Even if just for the view, a trip to Manuel Antonio commands a visit to the restaurant at Hotel Mariposa. Even though it is expensive, the food was fantastic. Again, the fried fish was superb, and this time it came with a garlic butter sauce that made that snapper sing. I thought that their rice with shrimp was a bit dry, though.
Finally, El Avión is a must-see. This old airplane-turned-restaurant is so well done you feel like you are in Latin Disneyland for five minutes. It is really spectacular. We ordered the seafood platter with fish, shrimp, lobster, and calamari. It was good, but the fish at the other places was better.

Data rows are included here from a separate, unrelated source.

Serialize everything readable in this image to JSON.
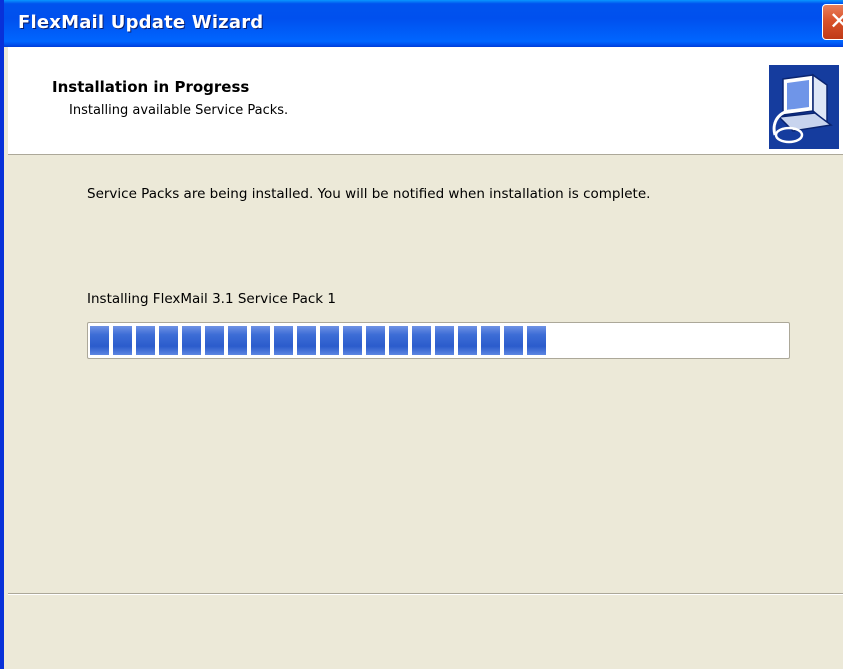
{
  "window": {
    "title": "FlexMail Update Wizard",
    "close_glyph": "✕",
    "colors": {
      "titlebar": "#0053ee",
      "frame": "#0831d9",
      "body": "#ece9d8",
      "close": "#d9532b",
      "progress": "#2b5ccc"
    }
  },
  "header": {
    "title": "Installation in Progress",
    "subtitle": "Installing available Service Packs.",
    "icon": "computer-install-icon"
  },
  "main": {
    "message": "Service Packs are being installed. You will be notified when installation is complete.",
    "progress": {
      "label": "Installing FlexMail 3.1 Service Pack 1",
      "fraction": 0.68
    }
  }
}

The food at our hotel, Shana, was also superb. The wedding reception was held at the hotel and the food was phenomenal! Their daily breakfast is also tasty and varied, with fresh juice and fantastic coffee. My husband and I ate their calamari and ceviche almost every day!
Being Colombian, I expected a lot more fruit. However, the fruit that was available- mango, pineapple, papaya- was delectable. On our way to Dominical we passed a fruit vendor on the road. He had the sweetest granadillas. On our first day we bought six. On the second day we bought 30! If you have never had one, you must try a granadilla when you get the chance- but remember not to chew the seeds or you will be on the toilet for a while. Chewing a few seeds is ok, though.
By far, my favorite thing about Costa Rica and what will probably be the reason that I return was its people. From the staff at our hotel (Shana in Manuel Antonio), to the taxi drivers, wait staff, restaurant owners, store clerks, food vendors, tour guides, and even police officers, Costa Ricans are welcoming and incredibly nice. They are a happy people, proud of their country, and happy to share it with tourists.
The large expat community (the staff at our hotel consisted of several Costa Ricans, one can-do Colombian, a quiet Frenchman, and even a fantastic young man from India) shows Costa Ricans’ open-mindedness and inclusive character. It also shows that people from all walks of life and corners of the world call this little slice of heaven home. Of course not all Costa Ricans are nice; there was one crazy beach shop owner and a grumpy taxi driver, but in general, Costa Ricans are polite, helpful and extremely friendly.
So, would I go back? In a minute. It was a little more expensive than I expected and the nice spots seem to all be a long car-ride away from an airport, but all in all, I loved Costa Rica and would recommend it to anybody who loves nature, great food, and wonderful people.
- Costa Rica: Pura Vida! (lasesana.wordpress.com)
- Beach Elopement – Manuel Antonio Costa Rica January 2013 (weddingphotoscostarica.com)
- A taste of the high life! Sun, sea & cocktails!! – Manuel Antonio National Park, Costa Rica (travelpod.com)
- Pura Vida! 6 Things Costa Rica Taught Me About Sustainability (organicauthority.com)
- Happy Valentine Day from Costa Rica (shimmyshark.wordpress.com)